PHOENIX—GlobeSt.com recently caught up with Flynann Janisse,  the executive director of Rainbow Housing Assistance Corporation, a nonprofit organization that provides service-enriched housing programs for residents of rental housing communities throughout the country.  Rainbow seeks to create and preserve quality, affordable housing for families and individuals of diverse ethnic, social and economic backgrounds. GlobeSt.com asked Janisse to define impact investing and give a sense of its growing popularity.

GlobeSt.com: How is impact investing defined?

Janisse: In the world of affordable housing and resident services in which I operate, impact investing is defined as a financial investment in residents as the catalyst for social and economic change in a community. This includes improving the financial performance of an asset to offer an economic return by investing in programs and services that will support change in a community through improved education, financial literacy and community enrichment.

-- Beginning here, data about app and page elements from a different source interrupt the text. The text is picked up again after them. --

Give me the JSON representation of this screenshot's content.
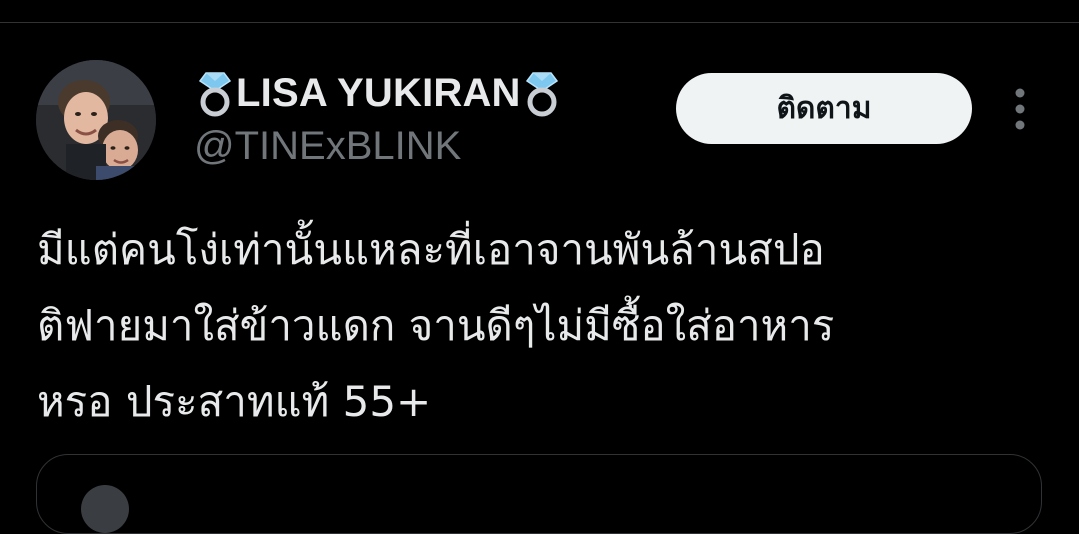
{
  "tweet": {
    "author": {
      "display_name": "LISA YUKIRAN",
      "handle": "@TINExBLINK",
      "name_decoration_icon": "ring-icon",
      "avatar_icon": "avatar"
    },
    "follow_label": "ติดตาม",
    "more_icon": "more-options-icon",
    "text_lines": [
      "มีแต่คนโง่เท่านั้นแหละที่เอาจานพันล้านสปอ",
      "ติฟายมาใส่ข้าวแดก จานดีๆไม่มีซื้อใส่อาหาร",
      "หรอ ประสาทแท้ 55+"
    ]
  },
  "colors": {
    "background": "#000000",
    "text_primary": "#e7e9ea",
    "text_secondary": "#71767b",
    "follow_button_bg": "#eff3f4",
    "follow_button_text": "#0f1419",
    "divider": "#2f3336",
    "ring_gem": "#7ec8f0"
  }
}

GlobeSt.com: What are the factors contributing to impact investing gaining popularity?

Janisse: It is the right thing to do and it is a responsible financial and social decision. It allows an avenue for organizations and individuals to be socially responsible, which has become a greater concern among key demographics. Our industry is responding to the core of who we are, why we do affordable housing and the importance of investing in the residents who live in our communities.  

GlobeSt.com: How will it continue to take shape in 2015?

Janisse: Awareness will support the forward movement and continued discussions of how to be innovative by creating platforms for impact investing to drive engagement and bridge social responsibility to the economic outcomes.  

GlobeSt.com: Will we see an increase in impact investing in 2015?

Janisse: I assume so. I hope so. Impact investing continues to be a hot topic and is gaining momentum with the infusion of best practices, success stories and savvy financial experts paving the way for it to be implemented more broadly.

GlobeSt.com: How do service-enriched housing programs like Rainbow’s factor into the impact investing trend?

Janisse: The provision of programs and services is essential to impact investing. Tracking measurable outcomes is key and Rainbow is a leader in doing so. Those seeking to support impact investing will desire to see the results of the investment. Rainbow will continue to showcase the improvement of income and reduction of expenses through the delivery of our national service-enriched housing model.

GlobeSt.com: Is the financial and social return equal, or is one greater than the other?

Janisse: Impacting human lives in a way that supports social change is not always tangible, although key components are. There is most certainly both an economic and social return. The measurement of social return can only be determined by the heart that sees value in it and those who understand social change and how it impacts a family, community, city and state. The economic return will be easily seen and undoubtedly viewed as a great success when quality programs and services are provided and tracked.